I was diagnosed in the spring of 2016 after a severe manic episode. And boy, has it been a long and enduring and wild journey since then.
Today, I’m introducing a new series on myths vs. facts of bipolar disorder out of the hope to normalize discussing mental health and illness, sufferings that come along with bipolar, and the reality of someone who lives with it every day.
Today’s post focuses on defining bipolar disorder, what it means and looks like, and the reality of suffering from this disorder.
Myth: Bipolar disorder is just being moody. All people with bipolar disorder are rude and short-tempered.
Fact: Bipolar disorder is defined as a mental condition marked by alternating periods of elation and depression. There is no one-size-fits-all for bipolar disorder.
Sometimes when I tell people I have bipolar — especially strangers — they are shocked. “But you don’t act like you have bipolar. You are so nice and happy!”
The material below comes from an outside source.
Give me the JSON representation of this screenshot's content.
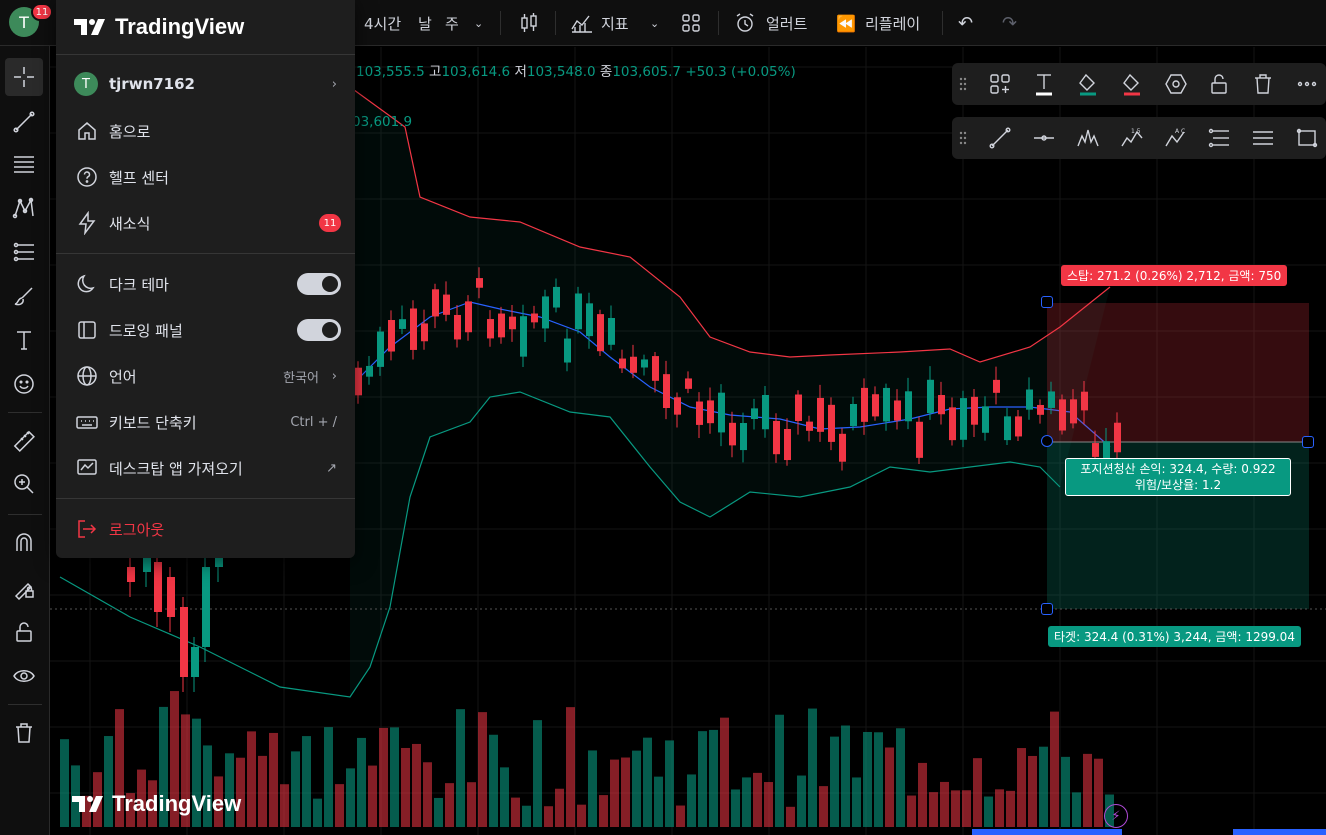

And while some may consider this a compliment, really it’s a microaggression.* This statement is aggressive because it alludes that all people with bipolar are the opposite: mean and temperamental. It hints that all people with bipolar are moody and short-tempered and difficult.
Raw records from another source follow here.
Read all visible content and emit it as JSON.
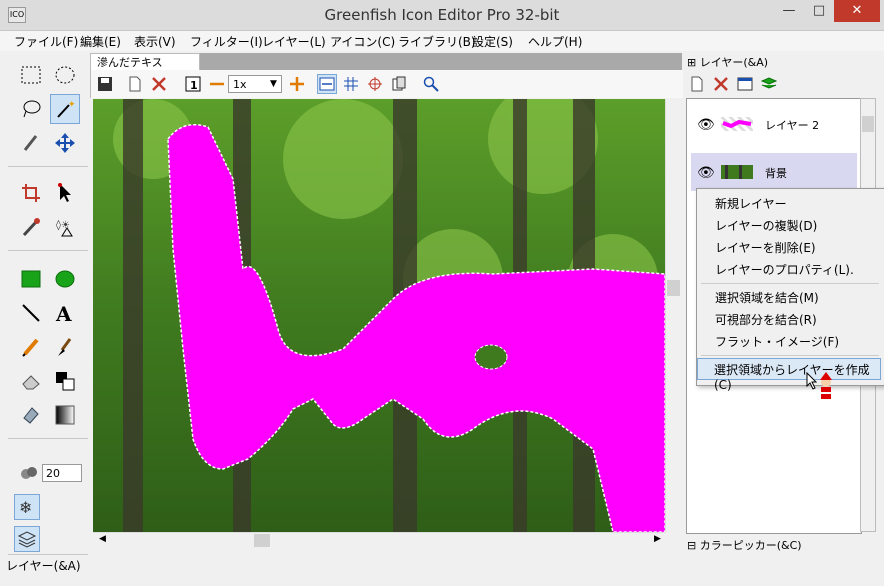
{
  "window": {
    "title": "Greenfish Icon Editor Pro 32-bit",
    "app_icon_text": "ICO",
    "minimize": "—",
    "maximize": "□",
    "close": "✕"
  },
  "menu": [
    "ファイル(F)",
    "編集(E)",
    "表示(V)",
    "フィルター(I)",
    "レイヤー(L)",
    "アイコン(C)",
    "ライブラリ(B)",
    "設定(S)",
    "ヘルプ(H)"
  ],
  "toolbox": {
    "brush_size": "20",
    "panel_label": "レイヤー(&A)"
  },
  "document": {
    "tab_label": "滲んだテキスト.png*",
    "zoom": "1x"
  },
  "layers_panel": {
    "header": "レイヤー(&A)",
    "expander": "⊞",
    "layers": [
      {
        "name": "レイヤー 2"
      },
      {
        "name": "背景"
      }
    ]
  },
  "context_menu": {
    "items": [
      "新規レイヤー",
      "レイヤーの複製(D)",
      "レイヤーを削除(E)",
      "レイヤーのプロパティ(L)."
    ],
    "items2": [
      "選択領域を結合(M)",
      "可視部分を結合(R)",
      "フラット・イメージ(F)"
    ],
    "items3": [
      "選択領域からレイヤーを作成(C)"
    ]
  },
  "color_picker": {
    "header": "カラーピッカー(&C)",
    "expander": "⊟"
  },
  "colors": {
    "magenta": "#ff00ff",
    "selection": "#cfe3f7"
  }
}
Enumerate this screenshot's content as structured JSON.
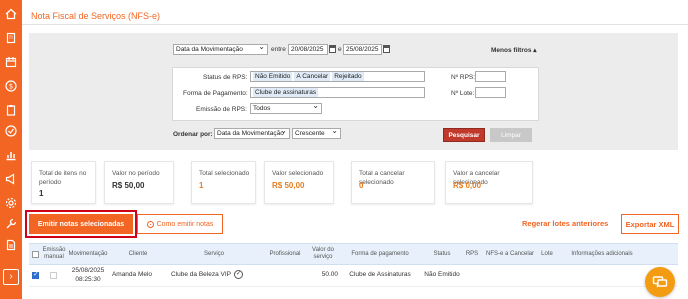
{
  "page": {
    "title": "Nota Fiscal de Serviços (NFS-e)"
  },
  "sidebar": {
    "icons": [
      "home-icon",
      "building-icon",
      "calendar-icon",
      "dollar-icon",
      "clipboard-icon",
      "check-circle-icon",
      "chart-icon",
      "megaphone-icon",
      "gear-icon",
      "tools-icon",
      "document-icon"
    ],
    "expand_symbol": "›"
  },
  "filters": {
    "date_type": "Data da Movimentação",
    "between_label": "entre",
    "start_date": "20/08/2025",
    "and_label": "e",
    "end_date": "25/08/2025",
    "less_filters": "Menos filtros ▴",
    "rps_status_label": "Status de RPS:",
    "rps_status_chips": [
      "Não Emitido",
      "A Cancelar",
      "Rejeitado"
    ],
    "payment_label": "Forma de Pagamento:",
    "payment_chips": [
      "Clube de assinaturas"
    ],
    "emission_label": "Emissão de RPS:",
    "emission_value": "Todos",
    "rps_number_label": "Nº RPS:",
    "batch_label": "Nº Lote:",
    "order_label": "Ordenar por:",
    "order_field": "Data da Movimentação",
    "order_direction": "Crescente",
    "search_button": "Pesquisar",
    "clear_button": "Limpar"
  },
  "stats": [
    {
      "label": "Total de itens no período",
      "value": "1"
    },
    {
      "label": "Valor no período",
      "value": "R$ 50,00"
    },
    {
      "label": "Total selecionado",
      "value": "1"
    },
    {
      "label": "Valor selecionado",
      "value": "R$ 50,00"
    },
    {
      "label": "Total a cancelar selecionado",
      "value": "0"
    },
    {
      "label": "Valor a cancelar selecionado",
      "value": "R$ 0,00"
    }
  ],
  "actions": {
    "emit_selected": "Emitir notas selecionadas",
    "how_to_emit": "Como emitir notas",
    "regenerate_batches": "Regerar lotes anteriores",
    "export_xml": "Exportar XML"
  },
  "table": {
    "headers": {
      "manual": "Emissão manual",
      "movement": "Movimentação",
      "client": "Cliente",
      "service": "Serviço",
      "professional": "Profissional",
      "service_value": "Valor do serviço",
      "payment_method": "Forma de pagamento",
      "status": "Status",
      "rps": "RPS",
      "nfse_cancel": "NFS-e a Cancelar",
      "batch": "Lote",
      "additional_info": "Informações adicionais"
    },
    "rows": [
      {
        "date": "25/08/2025",
        "time": "08:25:30",
        "client": "Amanda Melo",
        "service": "Clube da Beleza VIP",
        "professional": "",
        "value": "50.00",
        "payment": "Clube de Assinaturas",
        "status": "Não Emitido",
        "rps": "",
        "nfse_cancel": "",
        "batch": "",
        "info": ""
      }
    ]
  },
  "colors": {
    "brand": "#f26522",
    "primary_button": "#c0392b",
    "highlight_outline": "#d0021b",
    "table_header": "#e8f1fb",
    "chat": "#f39c12"
  }
}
In reality, the people I know with bipolar are some of the kindest, most patient, most giving friends I have. In reality, out of the several friends I have with bipolar disorder, zero of them have the exact same struggles or mental health journey. Zero of them have the exact same personality, experiences, and sufferings.
After living with bipolar for half a decade, I realize the deep truth of this quick Google search definition: I’m elated or depressed. I’m mostly elated or mostly depressed. I’m semi-elated and semi-depressed. I’m a bit of nothing and everything in-between.
Since my manic episode and diagnosis, I’ve experienced mania and psychosis, hypomania (a slightly less elevated form of mania), stability, depression, and severe depression. I’ve been all across the spectrum, sometimes changing within a matter of hours or days, sometimes alternating phases and moods over a span of months.
Bipolar disorder is cruel and brutal and unforgiving. Experiencing bipolar elation is thrilling and unreal and wild. Experiencing bipolar depression is hard and debilitating and extreme.
Next time you speak or interact with someone who struggles with bipolar, please be patient and considerate of their struggles. Please watch your mouth (more to come on that) and be forgiving. And as always, remember it’s OK to not be OK and we should all treat others who face suffering with kindness.
*A microaggression is a subtle, off-handed remark discriminating against members of a people group